Cures for the Common Fall – Preventing Falls
Monday, November 17, 2008 6:33 AM EST
By Sandi Kahn Shelton, Register Staff
Dorothy Baker has a silver high heel perched on the shelf above her desk at Yale. It’s more a cautionary high heel than something someone would ever wear. In fact, she takes it along sometimes when she talks about the dangers of falling.
Baker is a research scientist, you see, and is the director of a new statewide effort to prevent falls. It turns out that Connecticut’s most common and costly injuries are due to falling — and, she says, research has shown that many falls are perfectly preventable.
“It’s never too early to start thinking about getting rid of some risky behaviors that cause falls, and that’s where the high heel comes in,” says Baker, who started studying falls back in the 1990s, when she was part of a multidisciplinary study that included Dr. Mary Tinetti, a professor of medicine; Margaret Gottschalk, a physical therapist; Denise Acampora, a public health researcher; and Luann Bianco, a research associate in internal medicine and geriatrics.
Mention “fall prevention” to most people and they automatically think, “Get rid of the scatter rugs and put the electrical cords out of sight,” according to Baker.
But the truth is that, although the environment does cause some falls, there are plenty of reasons for people’s falls, and those reasons tend to multiply with age. As people get older, they often don’t realize that their abilities are diminishing over time.
“They can’t do things mindlessly, assuming their bodies can run on autopilot the way they used to,” says Baker. “An older person coming up the steps of the house, with her purse on her shoulder, groceries in her arm, and then the screen door bangs, and she’s leaning forward to turn the key, and maybe she has to go to the bathroom so her knees are together — she has the potential to be knocked off balance very easily.”
And as people become more sedentary, Baker explains, they stop doing the very things that help them maintain strength and balance and reflexes.
“It’s easy to start a movement that then you can’t stop. You lean forward to put a piece of toast in the toaster, thinking you can stop that movement when you get to the right point, but then you pitch forward because you don’t have the strength anymore to pull back.”
Another problem, she says, is that older adults are at a high risk for being overmedicated. “We don’t advocate anyone stop taking medications, of course, but it can help to sit down with their health care provider and discuss what prescriptions they’re using and the ways these might be interacting, and if there’s any other way other than taking a pill,” she says.
Research has shown that Medicare patients take an average of five medications daily, which can cause potent interactions that might interfere with balance and coordination.

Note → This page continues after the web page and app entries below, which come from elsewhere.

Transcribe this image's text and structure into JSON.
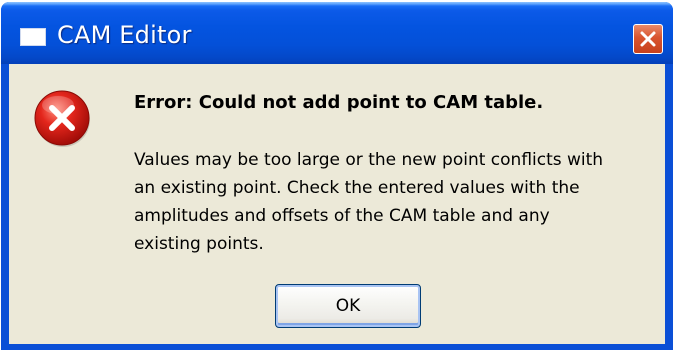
{
  "window": {
    "title": "CAM Editor",
    "title_icon": "window-app-icon",
    "close_icon": "close-icon",
    "colors": {
      "titlebar": "#0454e0",
      "close_button": "#d9542f",
      "client_background": "#ece9d8"
    }
  },
  "dialog": {
    "icon": "error-icon",
    "heading": "Error: Could not add point to CAM table.",
    "message_lines": [
      "Values may be too large or the new point conflicts with",
      "an existing point. Check the entered values with the",
      "amplitudes and offsets of the CAM table and any",
      "existing points."
    ],
    "ok_label": "OK"
  }
}
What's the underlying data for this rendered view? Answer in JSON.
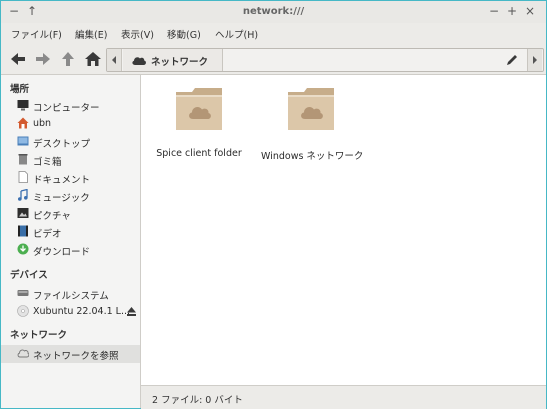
{
  "window": {
    "title": "network:///"
  },
  "menubar": {
    "items": [
      "ファイル(F)",
      "編集(E)",
      "表示(V)",
      "移動(G)",
      "ヘルプ(H)"
    ]
  },
  "pathbar": {
    "current": "ネットワーク"
  },
  "sidebar": {
    "sections": [
      {
        "title": "場所",
        "items": [
          {
            "label": "コンピューター",
            "icon": "monitor-icon"
          },
          {
            "label": "ubn",
            "icon": "home-icon"
          },
          {
            "label": "デスクトップ",
            "icon": "desktop-icon"
          },
          {
            "label": "ゴミ箱",
            "icon": "trash-icon"
          },
          {
            "label": "ドキュメント",
            "icon": "document-icon"
          },
          {
            "label": "ミュージック",
            "icon": "music-icon"
          },
          {
            "label": "ピクチャ",
            "icon": "pictures-icon"
          },
          {
            "label": "ビデオ",
            "icon": "video-icon"
          },
          {
            "label": "ダウンロード",
            "icon": "download-icon"
          }
        ]
      },
      {
        "title": "デバイス",
        "items": [
          {
            "label": "ファイルシステム",
            "icon": "drive-icon"
          },
          {
            "label": "Xubuntu 22.04.1 L...",
            "icon": "disc-icon"
          }
        ]
      },
      {
        "title": "ネットワーク",
        "items": [
          {
            "label": "ネットワークを参照",
            "icon": "network-icon"
          }
        ]
      }
    ]
  },
  "files": [
    {
      "name": "Spice client folder",
      "icon": "network-folder-icon"
    },
    {
      "name": "Windows ネットワーク",
      "icon": "network-folder-icon"
    }
  ],
  "status": {
    "text": "2 ファイル: 0 バイト"
  },
  "colors": {
    "accent": "#46b8c6",
    "folder": "#d9c3a5",
    "folder_dark": "#c7ad8a",
    "cloud": "#b09070"
  }
}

In a recent study, performed in the Hartford area, Baker’s group discovered that in two years of providing intervention to prevent falls through a multi-prong approach, serious injuries were reduced by 9 percent, and in that two-year period alone, there were 1,800 fewer hospital admissions, saving Medicare $21 million. Because of the success of that study, Baker now has a grant to take this information statewide. She’s working with senior citizens’ groups, churches, synagogues, visiting nurse associations, senior centers — anywhere that older adults might go and could hear the message that falls can be prevented.
What can help prevent falls? Baker’s group advocates a multidisciplinary approach.
– Exercise! “Do balancing exercises. Concentrate on your posture, and on not being sedentary. If you sit around like a question mark all day, you’re not going to look like an exclamation mark when you stand up,” she says.
– Get your eyes checked. There is some data that multi-focal lenses can be a problem, so make sure with your doctor that you’re able to focus. If you have cataracts, get them fixed.
– Take care of your feet. Don’t squeeze them into tight shoes anymore. “That high heel wedges your toes into a space meant for a goat or a deer, not a human foot,” says Baker, “and not only does it cut off the circulation, it reduces the area of your foot that is touching the ground and which aids you in balancing.”
– Clean your ears! Accumulated ear wax can affect your balance.
– Don’t move around when you’re confused. Wait until you’re oriented before you get up at night. And get a night light to help you find your way to the bathroom.
– Get your blood pressure checked, in both the standing and the prone positions. It’s important to see how it can change from those positions.
– Drink water. “Older people sometimes stop drinking enough water because they don’t want to go to the bathroom so often, but dehydration is a real problem,” says Baker.
– Practice balancing on one leg for a few seconds at a time. If you can’t balance, you’re at risk of tripping even just by doing regular walking.
– Practice getting up from the ground. “We’ve found that when people do fall, if they can get themselves up, they recover much better,” says Baker. “Sometimes they feel that they should just stay put and wait to be found, but this can cause many other health problems.”
– Above all, let people know your situation. Many older people feel that if they start talking about falling, their caregivers will feel they need to go to a nursing home. “But with prevention, so many falls can be prevented,” says Baker. “And it’s never too early to start thinking about this.”
For more information, go to www.fallprevention.org.
If you have questions about a fall in a nursing home or other care facility and believe it would have been preventable with proper care contact Elder Abuse and Neglect Attorney Kenneth LaBore at 612-743-9048 or by email at KLaBore@MNnursinghomeneglect.com